The Slack Cybersecurity Challenges You Need to Know About
When it comes to cybersecurity it’s not just hackers and malicious competitors that need to be worried about. Slack also poses a risk for your company from the inside, and if you don’t plan for it then you could find out too late. Check out these ways Slack is making cybersecurity more challenging.
What is Slack?
Slack is known as a company communication tool that can facilitate collaboration between people within a company. Its simplicity of use, real-time capabilities, and relatively lower cost have made it an attractive option for businesses of all sizes to use.
However, Slack faces increasing competition and pricing pressure as other companies launch similar services, making it important to understand the security challenges you may face if your business decides to adopt Slack.
Is Slack Secure?
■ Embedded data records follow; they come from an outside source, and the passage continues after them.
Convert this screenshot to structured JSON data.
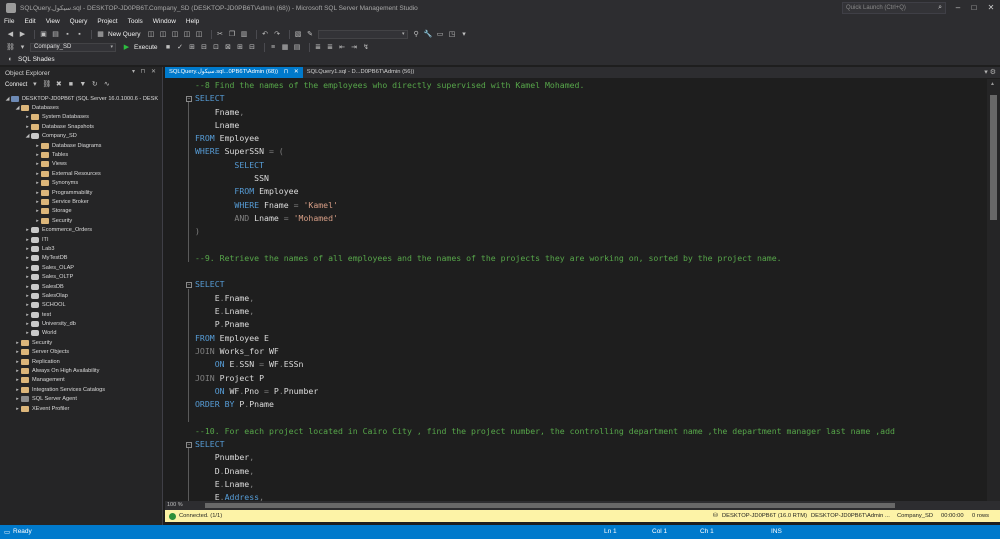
{
  "window": {
    "title": "SQLQuery.سيكول.sql - DESKTOP-JD0PB6T.Company_SD (DESKTOP-JD0PB6T\\Admin (68)) - Microsoft SQL Server Management Studio",
    "quick_launch_placeholder": "Quick Launch (Ctrl+Q)"
  },
  "menu": [
    "File",
    "Edit",
    "View",
    "Query",
    "Project",
    "Tools",
    "Window",
    "Help"
  ],
  "toolbar": {
    "new_query_label": "New Query",
    "database_selected": "Company_SD",
    "execute_label": "Execute",
    "sql_shades_label": "SQL Shades"
  },
  "object_explorer": {
    "title": "Object Explorer",
    "connect_label": "Connect",
    "nodes": [
      {
        "level": 0,
        "exp": "◢",
        "icon": "server",
        "label": "DESKTOP-JD0PB6T (SQL Server 16.0.1000.6 - DESK"
      },
      {
        "level": 1,
        "exp": "◢",
        "icon": "folder",
        "label": "Databases"
      },
      {
        "level": 2,
        "exp": "▸",
        "icon": "folder",
        "label": "System Databases"
      },
      {
        "level": 2,
        "exp": "▸",
        "icon": "folder",
        "label": "Database Snapshots"
      },
      {
        "level": 2,
        "exp": "◢",
        "icon": "db",
        "label": "Company_SD"
      },
      {
        "level": 3,
        "exp": "▸",
        "icon": "folder",
        "label": "Database Diagrams"
      },
      {
        "level": 3,
        "exp": "▸",
        "icon": "folder",
        "label": "Tables"
      },
      {
        "level": 3,
        "exp": "▸",
        "icon": "folder",
        "label": "Views"
      },
      {
        "level": 3,
        "exp": "▸",
        "icon": "folder",
        "label": "External Resources"
      },
      {
        "level": 3,
        "exp": "▸",
        "icon": "folder",
        "label": "Synonyms"
      },
      {
        "level": 3,
        "exp": "▸",
        "icon": "folder",
        "label": "Programmability"
      },
      {
        "level": 3,
        "exp": "▸",
        "icon": "folder",
        "label": "Service Broker"
      },
      {
        "level": 3,
        "exp": "▸",
        "icon": "folder",
        "label": "Storage"
      },
      {
        "level": 3,
        "exp": "▸",
        "icon": "folder",
        "label": "Security"
      },
      {
        "level": 2,
        "exp": "▸",
        "icon": "db",
        "label": "Ecommerce_Orders"
      },
      {
        "level": 2,
        "exp": "▸",
        "icon": "db",
        "label": "ITI"
      },
      {
        "level": 2,
        "exp": "▸",
        "icon": "db",
        "label": "Lab3"
      },
      {
        "level": 2,
        "exp": "▸",
        "icon": "db",
        "label": "MyTestDB"
      },
      {
        "level": 2,
        "exp": "▸",
        "icon": "db",
        "label": "Sales_OLAP"
      },
      {
        "level": 2,
        "exp": "▸",
        "icon": "db",
        "label": "Sales_OLTP"
      },
      {
        "level": 2,
        "exp": "▸",
        "icon": "db",
        "label": "SalesDB"
      },
      {
        "level": 2,
        "exp": "▸",
        "icon": "db",
        "label": "SalesOlap"
      },
      {
        "level": 2,
        "exp": "▸",
        "icon": "db",
        "label": "SCHOOL"
      },
      {
        "level": 2,
        "exp": "▸",
        "icon": "db",
        "label": "test"
      },
      {
        "level": 2,
        "exp": "▸",
        "icon": "db",
        "label": "University_db"
      },
      {
        "level": 2,
        "exp": "▸",
        "icon": "db",
        "label": "World"
      },
      {
        "level": 1,
        "exp": "▸",
        "icon": "folder",
        "label": "Security"
      },
      {
        "level": 1,
        "exp": "▸",
        "icon": "folder",
        "label": "Server Objects"
      },
      {
        "level": 1,
        "exp": "▸",
        "icon": "folder",
        "label": "Replication"
      },
      {
        "level": 1,
        "exp": "▸",
        "icon": "folder",
        "label": "Always On High Availability"
      },
      {
        "level": 1,
        "exp": "▸",
        "icon": "folder",
        "label": "Management"
      },
      {
        "level": 1,
        "exp": "▸",
        "icon": "folder",
        "label": "Integration Services Catalogs"
      },
      {
        "level": 1,
        "exp": "▸",
        "icon": "agent",
        "label": "SQL Server Agent"
      },
      {
        "level": 1,
        "exp": "▸",
        "icon": "folder",
        "label": "XEvent Profiler"
      }
    ]
  },
  "tabs": [
    {
      "label": "SQLQuery.سيكول.sql...0PB6T\\Admin (68))",
      "active": true
    },
    {
      "label": "SQLQuery1.sql - D...D0PB6T\\Admin (56))",
      "active": false
    }
  ],
  "code_lines": [
    [
      [
        "c",
        "--8 Find the names of the employees who directly supervised with Kamel Mohamed."
      ]
    ],
    [
      [
        "k",
        "SELECT"
      ]
    ],
    [
      [
        "t",
        "    Fname"
      ],
      [
        "p",
        ","
      ]
    ],
    [
      [
        "t",
        "    Lname"
      ]
    ],
    [
      [
        "k",
        "FROM"
      ],
      [
        "t",
        " Employee"
      ]
    ],
    [
      [
        "k",
        "WHERE"
      ],
      [
        "t",
        " SuperSSN "
      ],
      [
        "p",
        "= ("
      ]
    ],
    [
      [
        "k",
        "        SELECT"
      ]
    ],
    [
      [
        "t",
        "            SSN"
      ]
    ],
    [
      [
        "k",
        "        FROM"
      ],
      [
        "t",
        " Employee"
      ]
    ],
    [
      [
        "k",
        "        WHERE"
      ],
      [
        "t",
        " Fname "
      ],
      [
        "p",
        "= "
      ],
      [
        "s",
        "'Kamel'"
      ]
    ],
    [
      [
        "p",
        "        AND"
      ],
      [
        "t",
        " Lname "
      ],
      [
        "p",
        "= "
      ],
      [
        "s",
        "'Mohamed'"
      ]
    ],
    [
      [
        "p",
        ")"
      ]
    ],
    [
      [
        "t",
        ""
      ]
    ],
    [
      [
        "c",
        "--9. Retrieve the names of all employees and the names of the projects they are working on, sorted by the project name."
      ]
    ],
    [
      [
        "t",
        ""
      ]
    ],
    [
      [
        "k",
        "SELECT"
      ]
    ],
    [
      [
        "t",
        "    E"
      ],
      [
        "p",
        "."
      ],
      [
        "t",
        "Fname"
      ],
      [
        "p",
        ","
      ]
    ],
    [
      [
        "t",
        "    E"
      ],
      [
        "p",
        "."
      ],
      [
        "t",
        "Lname"
      ],
      [
        "p",
        ","
      ]
    ],
    [
      [
        "t",
        "    P"
      ],
      [
        "p",
        "."
      ],
      [
        "t",
        "Pname"
      ]
    ],
    [
      [
        "k",
        "FROM"
      ],
      [
        "t",
        " Employee E"
      ]
    ],
    [
      [
        "p",
        "JOIN"
      ],
      [
        "t",
        " Works_for WF"
      ]
    ],
    [
      [
        "k",
        "    ON"
      ],
      [
        "t",
        " E"
      ],
      [
        "p",
        "."
      ],
      [
        "t",
        "SSN "
      ],
      [
        "p",
        "="
      ],
      [
        "t",
        " WF"
      ],
      [
        "p",
        "."
      ],
      [
        "t",
        "ESSn"
      ]
    ],
    [
      [
        "p",
        "JOIN"
      ],
      [
        "t",
        " Project P"
      ]
    ],
    [
      [
        "k",
        "    ON"
      ],
      [
        "t",
        " WF"
      ],
      [
        "p",
        "."
      ],
      [
        "t",
        "Pno "
      ],
      [
        "p",
        "="
      ],
      [
        "t",
        " P"
      ],
      [
        "p",
        "."
      ],
      [
        "t",
        "Pnumber"
      ]
    ],
    [
      [
        "k",
        "ORDER BY"
      ],
      [
        "t",
        " P"
      ],
      [
        "p",
        "."
      ],
      [
        "t",
        "Pname"
      ]
    ],
    [
      [
        "t",
        ""
      ]
    ],
    [
      [
        "c",
        "--10. For each project located in Cairo City , find the project number, the controlling department name ,the department manager last name ,add"
      ]
    ],
    [
      [
        "k",
        "SELECT"
      ]
    ],
    [
      [
        "t",
        "    Pnumber"
      ],
      [
        "p",
        ","
      ]
    ],
    [
      [
        "t",
        "    D"
      ],
      [
        "p",
        "."
      ],
      [
        "t",
        "Dname"
      ],
      [
        "p",
        ","
      ]
    ],
    [
      [
        "t",
        "    E"
      ],
      [
        "p",
        "."
      ],
      [
        "t",
        "Lname"
      ],
      [
        "p",
        ","
      ]
    ],
    [
      [
        "t",
        "    E"
      ],
      [
        "p",
        "."
      ],
      [
        "k",
        "Address"
      ],
      [
        "p",
        ","
      ]
    ]
  ],
  "editor": {
    "zoom": "100 %",
    "collapse_lines": [
      1,
      15,
      27
    ]
  },
  "connection_bar": {
    "status": "Connected. (1/1)",
    "server": "DESKTOP-JD0PB6T (16.0 RTM)",
    "user": "DESKTOP-JD0PB6T\\Admin ...",
    "database": "Company_SD",
    "elapsed": "00:00:00",
    "rows": "0 rows"
  },
  "status_bar": {
    "ready": "Ready",
    "ln": "Ln 1",
    "col": "Col 1",
    "ch": "Ch 1",
    "ins": "INS"
  }
}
Slack security worries have lingered since the platform’s security incident in 2015. Hackers gained access to Twitter’s internal systems through the firm’s Slack account in early 2015, where the attacker discovered “Twitter credentials” that “allowed him access to the corporate servers.” To fix the issue, Twitter had to be briefly taken down. In June 2021, hackers utilized Slack to dupe an EA Games employee by obtaining a login token, which they then exploited to steal data.
Slack continues to be a popular target for hackers who utilize a mix of social engineering and traditional malware to get access to user data. Here’s everything you need to know about Slack security and how to keep your critical data safe.
With private messages, groups, and channels, Slack enables end-to-end encryption for all users. While this is a positive move, firms must also assess their own security procedures to ensure that staff has the knowledge and skills to successfully utilize these security measures. Furthermore, conversations between Slack’s servers and users may be intercepted, posing an additional degree of danger.
Clients can manage users and groups, simplify authentication, and provide roles and permissions using Slack. The security elements of the platform are grouped into three categories:
- Management of user identities and devices
- Data security
- Information management
Risks of Using Slack
Slack has proven to be an extremely popular tool for businesses. The company is aware of the threats that are coming from competitors and hackers, but not necessarily from the users themselves. It is important to consider how your business would cope if one of your channels got hacked by a competitor or an outsider. Here are some risks you need to know before using Slack:
Vulnerabilities of Known and Unknown Systems
Slack has a weakness in its code, but Its security risks come from user error. That’s the case with the proper on-boarding and off-boarding of Slack user accounts for both internal employees and external guests. If long-term data is left in the workspace after affiliations with the company have ended, the users may retain access to confidential or sensitive information.
This is a risk for any tool that has an employee directory. However, the more use your team has of Slack, the higher the challenge becomes to keep their information up-to-date and secure. In addition, for guest users (non-employees), you have to manage their user accounts on your company’s Slack, which can be time-consuming with potential risks.
Open Communities and Phishing attacks
Slack’s ‘open communities’ feature allows large groups of people to connect with ease. Channels may be made with anybody, and all a user needs is a username to verify the identity of the person with whom they’re chatting.
As a consequence, Slack has grown into a medium where users must be aware of phishing attacks and spam messages, similar to email. Users believe that since Slack is invite-only, their workplace is secure, however, this is not always the case. One phishing incident to note includes a group of hackers who used a fake ‘Slackbot account to carry out a phishing effort that led users to a fake website where their financial information was taken.
There’s a lot of mystery around which Slack team members have access to user data and when they may do so. Slack claims to have technological, audit, and policy measures in place to prevent unauthorized access, but they also admit that it did not design an app to prevent workers from accessing information without permission.
Slack does not have built-in message monitoring. Because the bulk of security threats are supplied via message content in the form of infected links, attachments, and photos, this is a serious security weakness. Businesses and individuals that use Slack must be aware of security concerns and take steps to reduce them. It’s also not a good idea to send sensitive information through Slack.
Slack is a highly important and efficient communication channel for businesses, despite the security risks it may have. Businesses will continue to use Slack despite security concerns, just as they will continue to use email. All firms should think about Slack’s security, as well as the safeguards they may take to protect the safety of their employees, sensitive data, and financial information sent through Slack. For more low investment business ideas and cybersecurity tips, visit our blog today.